The internet started buzzing yesterday with the sound of rocket engines test firing. SpaceX successfully tested its Merlin 1D engine, bringing the company a step closer to its future rocket power. It's a landmark test for the company, but on the overall scale of space exploration we're still far from recapturing the power of the Saturn V's F-1 engines.
SpaceX's Merlin 1D, which uses kerosene and liquid oxygen as fuel, is the amped up version of its Merlin 1C engine. Clusters of nine 1C engines have sent the company's Falcon 9 rocket into orbit on three occasions, most recently for the historic mission to the International Space Station. Nine engines, the standard configuration for the Falcon 9's first stage, generate about 1.1 million pounds of thrust at launch.
The Merlin 1D engines is going to make the next generation of Falcon rockets a lot more powerful. Monday's 185 second test fire delivered 147,000 pounds of thrust. That's the full duration and power required during a Falcon 9 launch. Nine of these new engines clustered for the Falcon 9's first stage will give the rocket nearly 1.5 million pounds of thrust at launch. Applied to the Falcon Heavy, which uses 27 engines in its first stage, these upgraded Merlin engines will give the rocket an impressive 3.8 milion pounds of thrust at launch.
“This is another important milestone in our efforts to push the boundaries of space technology,” said SpaceX CEO and Chief Designer Elon Musk. “With the Merlin 1D powering the Falcon 9 and Falcon Heavy rockets, SpaceX will be capable of carrying a full range of payloads to orbit.”
But let's put this into historical perspective. Nine Merlin 1D engines provide the equivalent thrust of one F-1 engine meaning the Falcon Heavy is on track to provide a little over half the thrust of the Saturn V.
The Saturn V was powered by F-1 engines. Capable of generating 1.5 million pounds of thrust each, these engines also burned kerosene and liquid oxygen. NASA first worked the F-1 into the Nova design. Nova was the rocket designed to take men directly from the Earth to the Moon, a method called direct ascent, and between 1958 and 1962 it was the front runner of lunar capable rockets. Eight F-1 engines would give it 12 million pounds of thrust.

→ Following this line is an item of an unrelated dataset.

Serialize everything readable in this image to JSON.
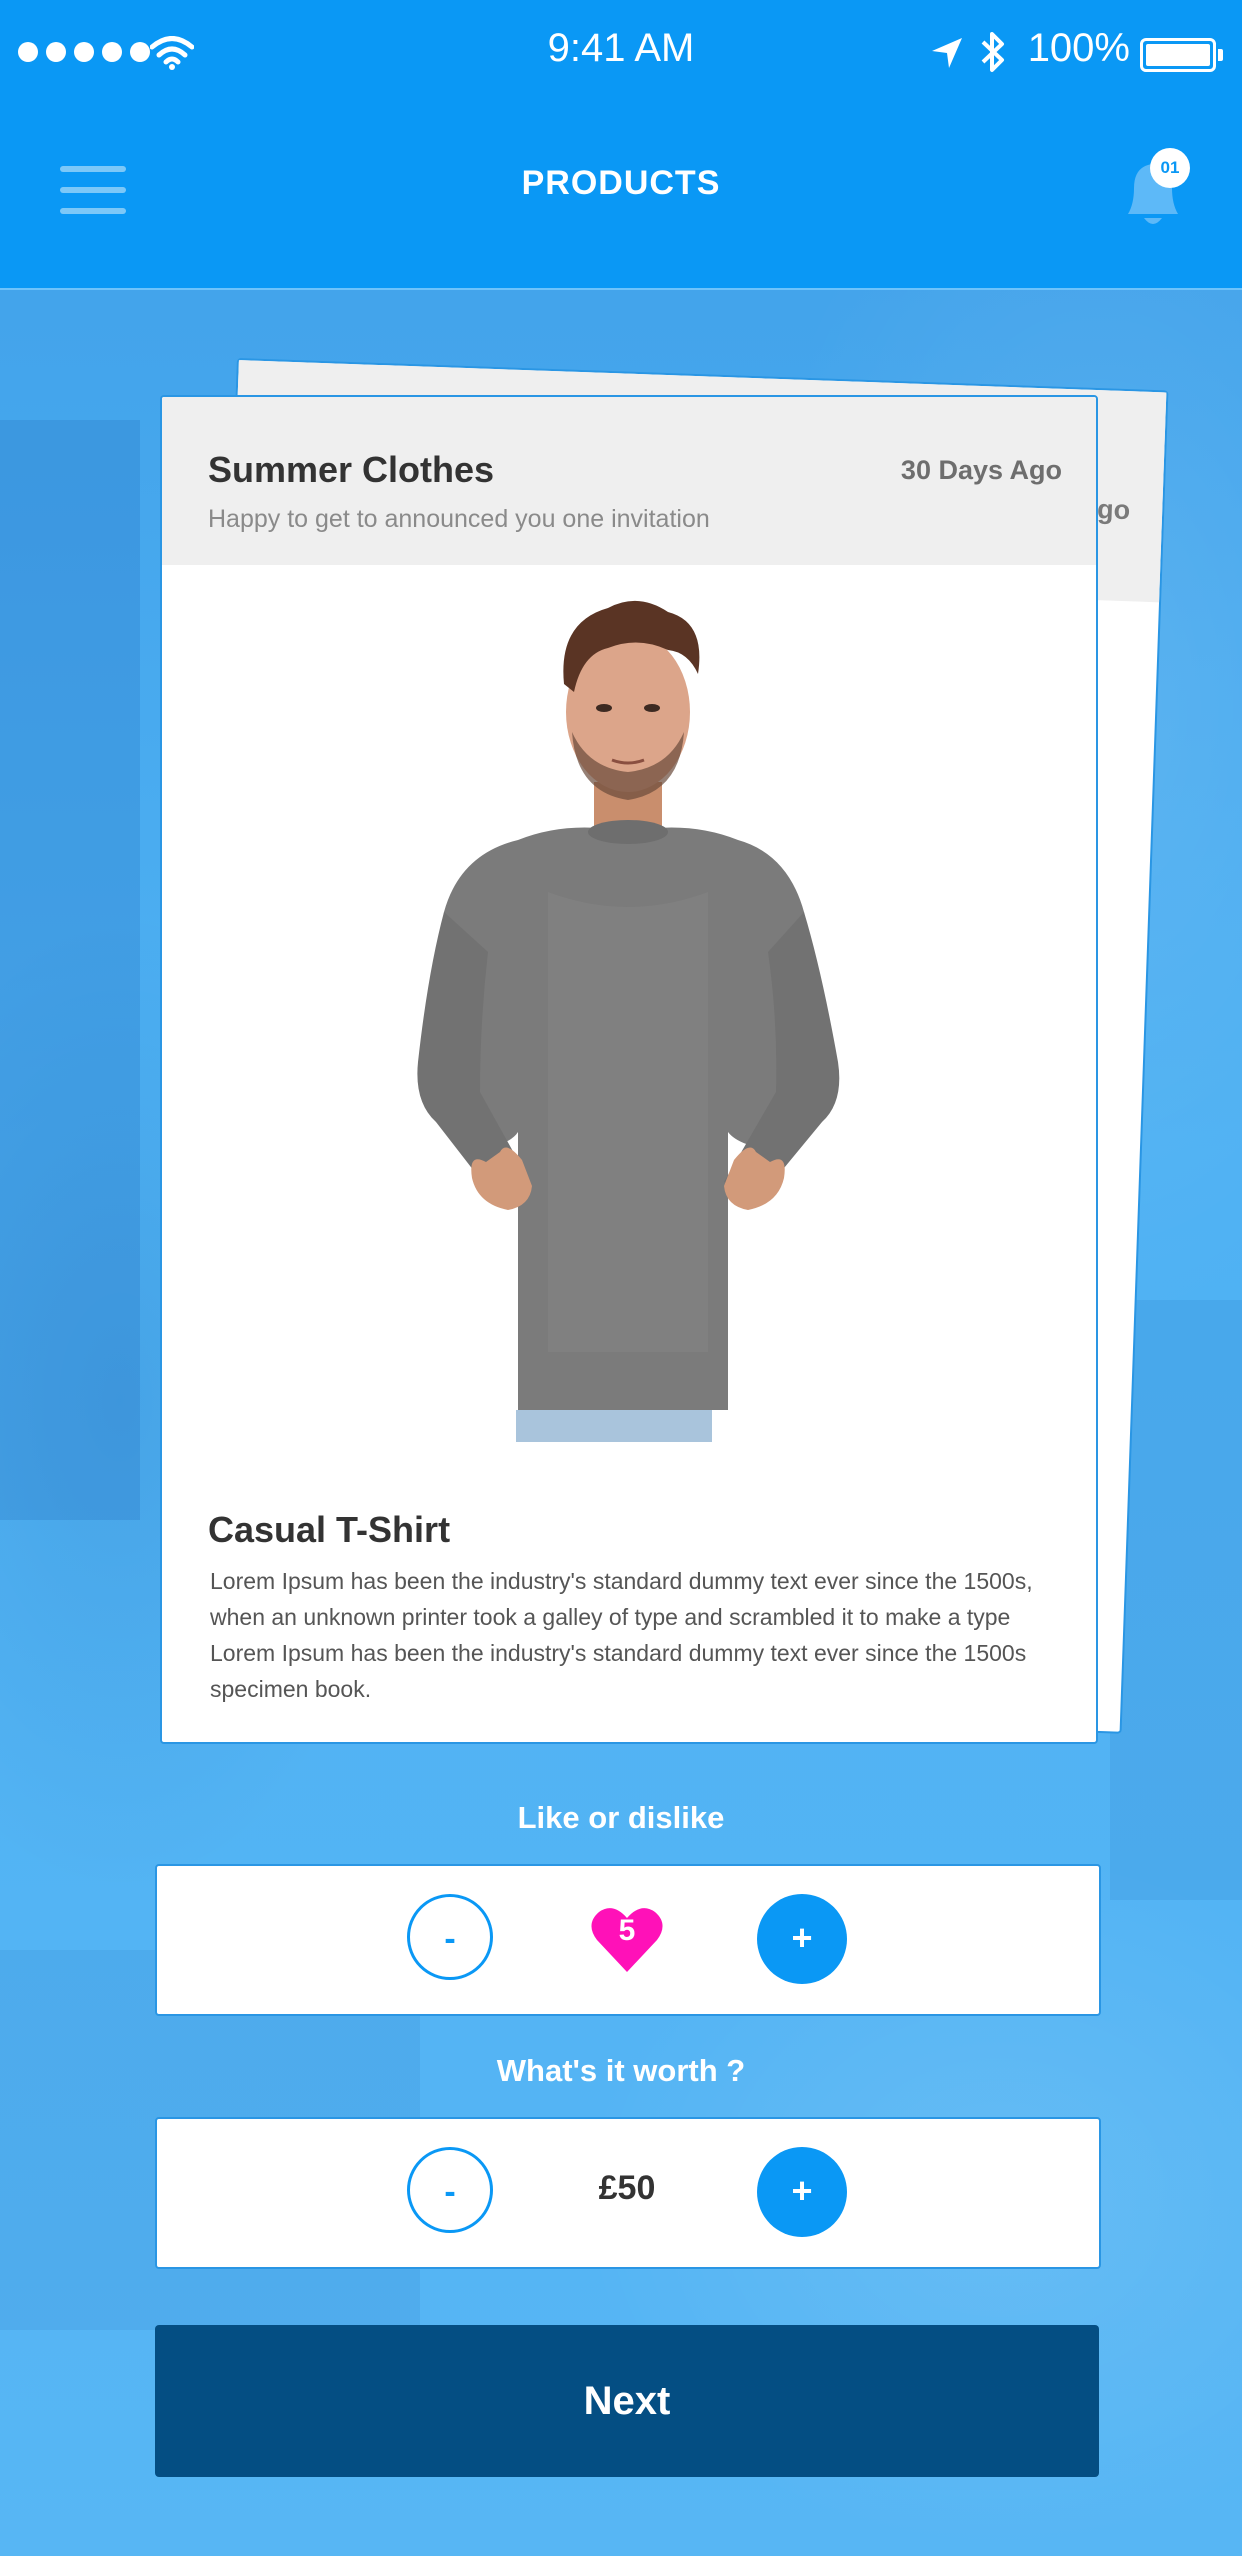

Engineers eventually determined that direct ascent was an inefficient way to get to the Moon, particularly when compared to methods that involve rendezvous. The method we're all familiar with today, lunar orbit rendezvous, was selected because it was the lightest mission to launch. With one craft landing on the moon instead of the whole assembly, the total spacecraft would be lighter and could go to the Moon using one Saturn class rocket. With this idea in the pipeline, Saturn took precedence over Nova in 1962.
Despite the change in rocket, the F-1 remained the central hardware. Five of these massive engines gave the Saturn V the 7.5 million pounds of thrust at launch necessary to send Apollo to the Moon.
Necessity was a key feature in the rocket’s design decision. The F-1 was the engine selected for the lunar missions not because it was available but because it would make the missions Wernher von Braun was dreaming up possible. If NASA wanted to send missions to the Moon and Mars, the state of technology at the time required engines as powerful as the F-1 to launch the hardware into Earth orbit and beyond.
Maybe Elon Musk's vision for SpaceX that doesn't need the awesome power of the F-1. The SpaceX founder and CEO has expressed his goals of getting men on Mars within 20 years. With this latest victory with the Merlin 1D engine, it looks like the company is still on track.